My daughter and her family stayed with us for a month waiting for their household stuff to reach Ireland. It was great fun and everybody pitched in so the group wouldn’t be buried under wet towels and dirty dishes.
I appreciated everyone’s efforts because, sadly, I am not an easy person to help. “You have a lot of rules,” my daughter offered.
I do. I know that. Not rules, exactly, but there are ways I prefer to have things done, ways I want things organized.
You’ve all heard the adage about having too many cooks in the kitchen. This is not an issue for me. I’ll let anybody cook for me any time. Haul out the pots and pans, fire up the stove, mix and measure to your heart’s content, but when it comes time to clean up, I get twitchy.
Both of my daughters put everything in the dishwasher – plastic cups, steak knives, the pot from their coffeemaker. Maybe it’s a generational thing, but I can’t bring myself to do that. After a meal, there are things that go in the dishwasher and things that I hand wash. Sometimes the hand wash items outweigh the dishwasher crowd. It makes for more work, but it’s worth it. The soup kettle I got as a shower present 40 years ago is still in play, the handles on my steak knives are not bleached out, and my plastic cups are not pitted or warped. All this extra effort is just part of my routine, but when I impose this system on an outsider who has kindly offered to help wash up, I feel like an ungrateful lout.
It’s the same with the laundry. I hang dry 90 percent of my clothes, because then my slacks do not shrink, my T-shirts do not fade, and my unmentionables do not wind up as a giant stretched-out wad of Lycra.
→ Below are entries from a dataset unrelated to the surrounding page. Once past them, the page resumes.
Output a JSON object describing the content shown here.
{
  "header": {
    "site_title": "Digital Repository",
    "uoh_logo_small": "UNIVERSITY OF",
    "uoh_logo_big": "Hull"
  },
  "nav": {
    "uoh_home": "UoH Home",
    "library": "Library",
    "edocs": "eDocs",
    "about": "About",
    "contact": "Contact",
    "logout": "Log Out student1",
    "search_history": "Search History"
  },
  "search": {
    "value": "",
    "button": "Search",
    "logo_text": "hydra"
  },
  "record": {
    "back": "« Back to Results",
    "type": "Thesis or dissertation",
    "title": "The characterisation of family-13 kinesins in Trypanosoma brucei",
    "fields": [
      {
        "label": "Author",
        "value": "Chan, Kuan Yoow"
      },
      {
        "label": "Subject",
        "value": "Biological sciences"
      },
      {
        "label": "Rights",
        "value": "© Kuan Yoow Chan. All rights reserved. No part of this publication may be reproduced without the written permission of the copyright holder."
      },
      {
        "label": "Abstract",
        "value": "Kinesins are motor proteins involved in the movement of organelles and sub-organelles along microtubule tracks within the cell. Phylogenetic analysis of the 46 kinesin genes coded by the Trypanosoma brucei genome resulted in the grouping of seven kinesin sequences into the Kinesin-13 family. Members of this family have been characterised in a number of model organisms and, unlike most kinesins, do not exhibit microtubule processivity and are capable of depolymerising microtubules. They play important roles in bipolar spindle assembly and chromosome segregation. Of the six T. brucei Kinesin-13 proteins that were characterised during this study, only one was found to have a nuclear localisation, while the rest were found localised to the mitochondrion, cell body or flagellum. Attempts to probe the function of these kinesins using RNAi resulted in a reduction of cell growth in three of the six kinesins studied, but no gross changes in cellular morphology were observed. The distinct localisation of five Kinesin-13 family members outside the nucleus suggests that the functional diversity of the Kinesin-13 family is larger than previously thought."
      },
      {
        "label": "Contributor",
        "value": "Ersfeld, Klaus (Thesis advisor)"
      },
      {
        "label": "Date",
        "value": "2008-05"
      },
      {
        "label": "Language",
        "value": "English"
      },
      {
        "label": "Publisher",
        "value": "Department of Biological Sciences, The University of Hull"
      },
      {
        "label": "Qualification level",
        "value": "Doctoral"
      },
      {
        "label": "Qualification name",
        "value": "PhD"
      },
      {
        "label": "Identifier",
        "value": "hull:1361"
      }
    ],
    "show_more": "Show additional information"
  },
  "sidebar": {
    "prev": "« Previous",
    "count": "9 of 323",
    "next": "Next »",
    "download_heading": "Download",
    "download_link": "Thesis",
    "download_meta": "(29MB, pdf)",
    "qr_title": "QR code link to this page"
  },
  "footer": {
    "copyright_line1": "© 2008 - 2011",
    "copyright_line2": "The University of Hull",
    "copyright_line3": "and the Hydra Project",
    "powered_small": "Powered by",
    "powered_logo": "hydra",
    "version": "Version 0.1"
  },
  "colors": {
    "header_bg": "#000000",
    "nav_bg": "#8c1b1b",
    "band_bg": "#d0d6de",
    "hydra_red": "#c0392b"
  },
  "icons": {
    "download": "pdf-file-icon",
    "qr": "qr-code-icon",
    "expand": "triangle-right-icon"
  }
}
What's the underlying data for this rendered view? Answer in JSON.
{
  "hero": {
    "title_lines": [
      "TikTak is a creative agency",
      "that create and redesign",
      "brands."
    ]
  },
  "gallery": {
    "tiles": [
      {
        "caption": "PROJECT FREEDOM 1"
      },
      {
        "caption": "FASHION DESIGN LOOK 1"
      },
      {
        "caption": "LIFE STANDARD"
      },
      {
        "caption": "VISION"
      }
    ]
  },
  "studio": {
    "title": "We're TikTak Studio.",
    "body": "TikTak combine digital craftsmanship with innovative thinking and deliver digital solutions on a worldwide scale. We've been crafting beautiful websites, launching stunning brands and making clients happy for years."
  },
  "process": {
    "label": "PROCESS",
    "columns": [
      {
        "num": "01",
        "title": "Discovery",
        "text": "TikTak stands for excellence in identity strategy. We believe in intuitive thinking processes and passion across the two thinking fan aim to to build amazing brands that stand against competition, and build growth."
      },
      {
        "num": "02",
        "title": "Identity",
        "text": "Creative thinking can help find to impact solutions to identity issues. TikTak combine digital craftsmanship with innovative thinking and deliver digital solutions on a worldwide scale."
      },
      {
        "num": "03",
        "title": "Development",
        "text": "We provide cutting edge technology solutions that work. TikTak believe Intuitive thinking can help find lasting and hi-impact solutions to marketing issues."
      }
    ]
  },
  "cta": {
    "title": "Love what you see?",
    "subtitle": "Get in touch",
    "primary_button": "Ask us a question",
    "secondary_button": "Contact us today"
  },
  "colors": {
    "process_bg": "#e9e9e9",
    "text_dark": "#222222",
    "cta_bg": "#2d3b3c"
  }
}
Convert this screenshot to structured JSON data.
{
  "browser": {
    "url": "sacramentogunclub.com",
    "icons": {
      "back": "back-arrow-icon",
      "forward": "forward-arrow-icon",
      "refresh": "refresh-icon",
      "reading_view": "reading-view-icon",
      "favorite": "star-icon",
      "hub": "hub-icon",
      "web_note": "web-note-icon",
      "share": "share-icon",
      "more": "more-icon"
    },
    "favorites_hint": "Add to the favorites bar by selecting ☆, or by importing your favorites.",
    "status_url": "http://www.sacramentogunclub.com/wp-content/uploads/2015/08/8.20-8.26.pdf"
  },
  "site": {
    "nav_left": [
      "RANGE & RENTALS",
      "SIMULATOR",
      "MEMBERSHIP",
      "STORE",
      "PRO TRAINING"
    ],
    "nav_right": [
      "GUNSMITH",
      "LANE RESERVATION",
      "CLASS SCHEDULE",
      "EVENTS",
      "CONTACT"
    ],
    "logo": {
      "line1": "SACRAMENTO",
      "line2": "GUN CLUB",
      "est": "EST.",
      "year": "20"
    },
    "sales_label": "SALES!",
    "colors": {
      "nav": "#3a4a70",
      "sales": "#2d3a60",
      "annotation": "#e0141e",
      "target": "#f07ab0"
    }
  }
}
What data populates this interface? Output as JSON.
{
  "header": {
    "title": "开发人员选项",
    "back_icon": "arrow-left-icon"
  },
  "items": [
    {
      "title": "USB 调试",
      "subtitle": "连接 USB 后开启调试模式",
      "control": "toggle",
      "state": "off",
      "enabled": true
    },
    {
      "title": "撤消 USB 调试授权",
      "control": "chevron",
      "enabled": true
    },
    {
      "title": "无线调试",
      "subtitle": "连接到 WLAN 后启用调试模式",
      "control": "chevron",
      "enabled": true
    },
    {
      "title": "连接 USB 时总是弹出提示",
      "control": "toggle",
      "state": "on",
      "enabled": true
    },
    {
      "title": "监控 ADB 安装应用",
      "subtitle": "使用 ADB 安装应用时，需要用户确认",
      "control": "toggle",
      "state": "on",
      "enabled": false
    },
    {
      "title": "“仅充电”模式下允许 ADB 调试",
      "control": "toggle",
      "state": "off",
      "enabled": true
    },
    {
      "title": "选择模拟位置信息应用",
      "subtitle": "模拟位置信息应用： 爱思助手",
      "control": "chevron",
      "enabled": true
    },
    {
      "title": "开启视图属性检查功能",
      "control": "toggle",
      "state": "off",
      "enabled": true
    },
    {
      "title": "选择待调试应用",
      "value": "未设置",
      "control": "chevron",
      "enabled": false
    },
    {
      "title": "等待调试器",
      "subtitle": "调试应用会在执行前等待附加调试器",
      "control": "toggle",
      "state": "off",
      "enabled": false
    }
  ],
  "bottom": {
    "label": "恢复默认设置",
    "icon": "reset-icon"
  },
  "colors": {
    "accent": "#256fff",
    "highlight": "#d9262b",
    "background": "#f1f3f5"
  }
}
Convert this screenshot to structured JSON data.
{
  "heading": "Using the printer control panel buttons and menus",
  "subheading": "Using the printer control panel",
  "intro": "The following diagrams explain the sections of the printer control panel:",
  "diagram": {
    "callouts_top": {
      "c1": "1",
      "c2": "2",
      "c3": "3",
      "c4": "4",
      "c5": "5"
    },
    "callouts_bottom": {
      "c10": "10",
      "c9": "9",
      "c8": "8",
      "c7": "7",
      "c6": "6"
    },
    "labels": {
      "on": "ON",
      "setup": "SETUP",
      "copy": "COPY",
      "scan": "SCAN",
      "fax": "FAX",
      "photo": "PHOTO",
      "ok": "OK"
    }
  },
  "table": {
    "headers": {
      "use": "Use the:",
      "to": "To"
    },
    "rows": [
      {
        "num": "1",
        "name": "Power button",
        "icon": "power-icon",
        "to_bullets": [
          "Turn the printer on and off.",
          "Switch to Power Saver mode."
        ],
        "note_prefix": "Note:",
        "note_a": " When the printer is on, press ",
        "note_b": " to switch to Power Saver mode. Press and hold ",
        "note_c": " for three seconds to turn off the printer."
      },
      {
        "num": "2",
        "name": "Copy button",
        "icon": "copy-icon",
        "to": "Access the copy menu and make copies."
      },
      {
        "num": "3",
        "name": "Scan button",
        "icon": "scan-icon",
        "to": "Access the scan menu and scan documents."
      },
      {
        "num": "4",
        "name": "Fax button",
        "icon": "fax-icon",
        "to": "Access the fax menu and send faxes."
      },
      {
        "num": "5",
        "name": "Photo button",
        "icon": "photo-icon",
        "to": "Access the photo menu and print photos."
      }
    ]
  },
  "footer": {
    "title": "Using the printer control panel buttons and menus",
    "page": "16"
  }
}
I fold the bath towels in thirds lengthwise, then in half and half again because it makes them unfurl properly when thrown over the shower door. Again, it’s a nifty system if I’m the one doing the laundry, but an obsessive imposition for a helper bee.
In the dishwasher, I position the short glasses closest to the sink and the tall glasses on the far side because it eliminates the reach when you add things later on. I put the knives together and the spoons together because, well, why wouldn’t you? During the unloading process, knives go with knives and spoons go with spoons in the silverware drawer. Why make it harder than it has to be later on?
I know, I know, I need to loosen up a bit, and I try. I do. Sometimes, after a particularly big meal, I even call in my husband, Harold, to work his clean up magic. I call him the Dishwasher Whisperer because, motivated by a strong distaste for hand washing, he has developed the ability to squeeze a table’s worth of dishes into a single load. There’s no real planning, just a can-do MacGyver approach, but it works. I applaud the man’s finesse, but I do it from the other room because I cannot bring myself to watch.
It’s possible that I overthink things. (Ya think????) I could go in for dishwasher desensitization therapy, some lessons in laundry live-and-let-live, but they’d probably have to sedate me, and who has time for that? Instead, I content myself with the thought that I will embrace new methods when they prove to work better…which, so far, they haven’t.
Sorry, my darlings. I’m a difficult person to help.